American Jewish Committee’s Atlanta Chapter honored Lauren and Jim Grien with the Selig Distinguished Service Award on Tuesday, May 8, at the Georgia Aquarium.

The dinner was co-chaired by Diane and Kent Alexander, Lila and Doug Hertz, Karen Kerness, The Temple’s Rabbi Peter Berg, and Billi and Bernie Marcus.

The Marcuses spoke remotely by video, joking that they were avoiding Atlanta’s pollen season. They kicked off beaucoup encomiums toward the extraordinary Grien team — the only couple in The Temple’s 150 years to have both served as congregation president.

Patrice Worley, the director of worship and arts at Ebenezer Baptist Church, performed an emotional duet of “If You Believe … in Miracles” with Temple Cantor Deborah Hartman.

“We are thrilled to honor Lauren and Jim, whose lives, leadership and work in the Atlanta Jewish and civic communities reflect AJC’s global mission,” said Dov Wilker, the AJC Atlanta regional director. Wilker urged the audience to take out their cellphones on the spot and complete an advocacy action.

High school students Rayna Fladell, Max Ripans and Jack Tresh attend the Selig Award dinner after recently visiting Washington with the AJC Leaders for Tomorrow program.

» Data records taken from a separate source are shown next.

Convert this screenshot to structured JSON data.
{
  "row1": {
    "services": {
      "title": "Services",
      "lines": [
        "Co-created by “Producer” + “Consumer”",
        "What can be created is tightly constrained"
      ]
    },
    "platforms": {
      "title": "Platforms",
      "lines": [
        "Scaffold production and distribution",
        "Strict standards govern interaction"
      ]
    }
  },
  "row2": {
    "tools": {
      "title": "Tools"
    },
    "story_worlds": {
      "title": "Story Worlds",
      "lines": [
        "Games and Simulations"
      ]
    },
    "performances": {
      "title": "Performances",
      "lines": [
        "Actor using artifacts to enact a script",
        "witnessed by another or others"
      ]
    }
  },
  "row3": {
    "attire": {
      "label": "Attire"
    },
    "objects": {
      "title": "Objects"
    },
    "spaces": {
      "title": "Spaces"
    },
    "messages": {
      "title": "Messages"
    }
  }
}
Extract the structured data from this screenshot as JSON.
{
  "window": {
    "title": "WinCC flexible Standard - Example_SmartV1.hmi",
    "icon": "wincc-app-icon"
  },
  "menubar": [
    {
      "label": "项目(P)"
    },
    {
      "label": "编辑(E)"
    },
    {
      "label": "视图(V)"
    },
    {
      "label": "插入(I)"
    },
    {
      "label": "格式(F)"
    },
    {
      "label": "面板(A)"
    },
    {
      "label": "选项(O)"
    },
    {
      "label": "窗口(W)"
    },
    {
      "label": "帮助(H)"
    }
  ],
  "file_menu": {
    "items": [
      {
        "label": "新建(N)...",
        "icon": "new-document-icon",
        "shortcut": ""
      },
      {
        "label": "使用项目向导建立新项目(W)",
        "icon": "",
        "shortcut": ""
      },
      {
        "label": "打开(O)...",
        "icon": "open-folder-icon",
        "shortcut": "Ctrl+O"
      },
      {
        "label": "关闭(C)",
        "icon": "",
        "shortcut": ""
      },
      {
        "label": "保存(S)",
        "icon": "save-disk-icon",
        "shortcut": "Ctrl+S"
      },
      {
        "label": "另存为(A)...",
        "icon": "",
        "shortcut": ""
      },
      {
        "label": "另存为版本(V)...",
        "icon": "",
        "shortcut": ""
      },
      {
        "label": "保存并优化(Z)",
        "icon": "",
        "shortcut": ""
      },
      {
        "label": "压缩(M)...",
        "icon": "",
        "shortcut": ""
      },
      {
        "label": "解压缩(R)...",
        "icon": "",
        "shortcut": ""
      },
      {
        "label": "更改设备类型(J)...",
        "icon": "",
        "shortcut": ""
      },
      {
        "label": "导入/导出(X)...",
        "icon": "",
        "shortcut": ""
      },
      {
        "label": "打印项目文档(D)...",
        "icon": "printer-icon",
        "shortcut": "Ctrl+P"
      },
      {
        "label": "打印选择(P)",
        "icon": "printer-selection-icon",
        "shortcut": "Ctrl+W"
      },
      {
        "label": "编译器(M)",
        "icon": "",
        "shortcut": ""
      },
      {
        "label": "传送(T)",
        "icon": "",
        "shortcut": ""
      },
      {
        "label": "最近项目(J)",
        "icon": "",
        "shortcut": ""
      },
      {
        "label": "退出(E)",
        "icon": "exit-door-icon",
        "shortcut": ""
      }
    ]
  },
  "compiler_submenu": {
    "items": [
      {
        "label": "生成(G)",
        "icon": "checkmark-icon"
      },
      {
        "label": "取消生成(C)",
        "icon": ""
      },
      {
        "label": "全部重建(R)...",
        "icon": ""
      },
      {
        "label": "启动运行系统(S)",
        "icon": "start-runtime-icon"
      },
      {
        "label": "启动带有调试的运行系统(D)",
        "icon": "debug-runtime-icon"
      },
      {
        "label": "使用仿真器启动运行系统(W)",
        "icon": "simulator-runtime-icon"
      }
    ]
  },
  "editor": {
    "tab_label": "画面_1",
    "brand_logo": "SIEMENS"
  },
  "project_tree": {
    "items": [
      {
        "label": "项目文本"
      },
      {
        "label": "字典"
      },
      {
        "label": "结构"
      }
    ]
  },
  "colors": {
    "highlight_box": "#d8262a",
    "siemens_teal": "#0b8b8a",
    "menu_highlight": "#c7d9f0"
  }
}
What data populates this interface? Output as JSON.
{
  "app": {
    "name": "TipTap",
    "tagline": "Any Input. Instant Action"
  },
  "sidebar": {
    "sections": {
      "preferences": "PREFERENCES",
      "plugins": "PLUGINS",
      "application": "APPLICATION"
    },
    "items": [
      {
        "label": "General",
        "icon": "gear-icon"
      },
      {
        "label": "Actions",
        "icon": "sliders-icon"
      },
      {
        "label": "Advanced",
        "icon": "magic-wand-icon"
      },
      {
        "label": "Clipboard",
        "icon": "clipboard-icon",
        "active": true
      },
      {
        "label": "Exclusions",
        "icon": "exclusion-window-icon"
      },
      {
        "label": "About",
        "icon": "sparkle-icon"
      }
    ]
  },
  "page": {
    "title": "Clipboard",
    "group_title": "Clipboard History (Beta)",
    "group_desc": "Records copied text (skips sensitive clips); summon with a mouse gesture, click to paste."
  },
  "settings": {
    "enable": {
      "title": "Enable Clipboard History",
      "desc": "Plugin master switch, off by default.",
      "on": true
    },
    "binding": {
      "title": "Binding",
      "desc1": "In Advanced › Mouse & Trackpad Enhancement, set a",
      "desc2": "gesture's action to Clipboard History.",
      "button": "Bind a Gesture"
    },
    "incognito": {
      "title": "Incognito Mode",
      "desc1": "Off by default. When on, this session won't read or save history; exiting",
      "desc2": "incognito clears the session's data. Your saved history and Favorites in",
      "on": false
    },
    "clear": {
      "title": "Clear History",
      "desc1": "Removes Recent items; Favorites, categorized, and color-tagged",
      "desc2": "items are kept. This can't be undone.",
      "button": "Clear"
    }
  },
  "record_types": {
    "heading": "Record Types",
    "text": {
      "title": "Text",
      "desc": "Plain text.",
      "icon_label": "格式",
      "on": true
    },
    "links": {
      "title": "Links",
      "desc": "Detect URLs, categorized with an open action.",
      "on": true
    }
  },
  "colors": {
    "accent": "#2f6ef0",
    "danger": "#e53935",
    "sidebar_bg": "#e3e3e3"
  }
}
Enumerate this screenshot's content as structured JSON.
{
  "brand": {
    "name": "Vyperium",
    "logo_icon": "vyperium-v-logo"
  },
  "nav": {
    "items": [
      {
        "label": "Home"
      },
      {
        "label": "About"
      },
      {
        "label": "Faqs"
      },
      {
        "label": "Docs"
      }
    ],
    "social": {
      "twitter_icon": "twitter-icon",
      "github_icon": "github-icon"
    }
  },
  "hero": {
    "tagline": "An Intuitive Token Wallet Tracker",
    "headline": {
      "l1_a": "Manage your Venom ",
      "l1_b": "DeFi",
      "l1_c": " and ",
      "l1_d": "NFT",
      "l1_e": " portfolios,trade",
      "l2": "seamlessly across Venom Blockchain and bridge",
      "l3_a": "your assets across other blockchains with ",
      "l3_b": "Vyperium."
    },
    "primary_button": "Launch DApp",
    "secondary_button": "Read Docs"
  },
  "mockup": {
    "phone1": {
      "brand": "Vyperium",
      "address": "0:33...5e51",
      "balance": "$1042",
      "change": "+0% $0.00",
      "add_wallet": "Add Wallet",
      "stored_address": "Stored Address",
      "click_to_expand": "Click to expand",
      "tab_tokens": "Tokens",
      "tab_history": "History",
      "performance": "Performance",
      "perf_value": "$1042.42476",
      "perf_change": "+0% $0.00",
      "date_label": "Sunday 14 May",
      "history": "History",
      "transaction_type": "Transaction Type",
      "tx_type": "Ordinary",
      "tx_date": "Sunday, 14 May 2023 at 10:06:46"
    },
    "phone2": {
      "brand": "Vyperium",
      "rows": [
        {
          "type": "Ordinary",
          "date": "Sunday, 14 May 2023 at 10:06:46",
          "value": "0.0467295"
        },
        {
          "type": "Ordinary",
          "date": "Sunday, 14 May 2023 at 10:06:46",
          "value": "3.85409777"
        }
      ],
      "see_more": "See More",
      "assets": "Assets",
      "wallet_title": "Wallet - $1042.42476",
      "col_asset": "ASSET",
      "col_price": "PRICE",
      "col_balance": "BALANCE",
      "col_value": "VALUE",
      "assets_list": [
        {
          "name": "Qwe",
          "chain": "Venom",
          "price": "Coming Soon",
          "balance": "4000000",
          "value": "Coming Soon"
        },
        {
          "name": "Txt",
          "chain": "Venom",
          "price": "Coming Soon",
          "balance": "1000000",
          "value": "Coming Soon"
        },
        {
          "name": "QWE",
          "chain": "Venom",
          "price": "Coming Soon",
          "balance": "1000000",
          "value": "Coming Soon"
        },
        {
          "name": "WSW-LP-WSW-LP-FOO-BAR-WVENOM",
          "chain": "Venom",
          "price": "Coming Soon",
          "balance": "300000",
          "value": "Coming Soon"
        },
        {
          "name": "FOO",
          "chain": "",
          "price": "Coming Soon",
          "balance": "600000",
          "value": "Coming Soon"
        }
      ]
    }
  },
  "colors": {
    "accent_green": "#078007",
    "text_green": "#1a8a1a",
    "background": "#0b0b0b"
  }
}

He was especially proud to introduce 17 high school students who recently went to Washington to represent Atlanta in AJC’s Leaders for Tomorrow program.

Keynote speaker David Harris, AJC’s CEO, joked about the aquarium venue and having Jewish-type fish: herring and smoked salmon. Described by the late Israeli President Shimon Peres as the “foreign minister of the Jewish people,” Harris has spoken at some of the world’s most prestigious forums, including the 2017 Selig Award dinner.

He recognized the date, May 8, as the 73rd anniversary of the end of World War II in Europe. Harris, whose parents were Holocaust survivors, warned against today’s hyperpartisanship.

“Bravo, we refuse that and insist on doing the right things,” Harris said.

He scoffed at Palestinian Authority President Mahmoud Abbas’ recent anti-Semitic speech regarding the Holocaust, for which he later gave “a fake apology.”

Harris said: “I take things like that personally. … We have peace with Jordan and Egypt. … How can we deal with unauthentic characters like them and Iran?”

He recognized AJC partnerships with Germany, Japan, Israel and France, whose consuls general attended the dinner.

Gubernatorial candidate Stacey Evans attends as the guest of Lynne and Jack Halpern.

Sandy Springs City Council member Andy Bauman, a Temple Sinai member, and Democratic gubernatorial candidate Stacey Evans also were present. Evans, competing against Stacey Abrams in the May 22 primary in Georgia, said she wanted to show support and raise awareness before the election. Jack and Lynne Halpern were her hosts.

Duke grad Dylan Grien says he was inspired by his parents’ support for Jewish causes.

Much as the fantastic Paradies siblings did for their parents in 2017, the Griens’ three children, Katie, Emily and Dylan, were poised and prepared to tout the example their parents set for them in public service and family life.

Mike Leven and Kent Alexander introduced the couple by presenting the Selig Award.

Much as Spring and Tom Asher, the recipients of the 2016 award, met at Cornell, the Griens fell in love at Columbia Law School. More than one person referred to Lauren’s “nice legs.”

Lauren and Jim alternated speaking. Lauren, a Duke alumna, was visibly moved by the previous tributes. She set the bar by becoming a law partner at Alston & Bird, then tapering off as the children became a priority. Both celebrated that they were open to changes in their paths as circumstances changed, “the unintended consequences of the decisions we make,” a reference to Jim choosing not to go to Stanford and meeting Lauren in New York instead.

Georgia Aquarium President Joe Handy chats with the honorees’ daughter Emily and her husband, Chase Warden, during the cocktail hour.

“We are now on the back nine, the 10th tee of life. … That’s when you get awards,” Jim said. “This is in an unfathomable honor. We get more than we give.”

Lauren has devoted her working life to a wide range of civic pursuits, including the Atlanta Speech School, Atlanta Women’s Foundation, Hebrew Union College board of overseers, Jewish Federation of Greater Atlanta and Jewish Family & Career Services. A former AJC Atlanta president, she is in her second year as the president of The Temple.

Jim was the head of corporate finance at Prudential Securities before joining TM Capital in 2001, where he became CEO. Being a trustee of the Marcus Foundation brought him in contact with Bernie Marcus, who jokingly called him “a putz for not asking him for enough money.”

Since the aquarium’s inception, Jim has served as director, audit chair and treasurer, and he is a founding board member of Hands On Atlanta.

AJC is the leading global Jewish advocacy organization, with unparalleled access to government officials, diplomats and other world leaders. Through those relationships, it can affect opinion and policy on issues such as anti-Semitism, Israel, and the rights and freedoms of all people.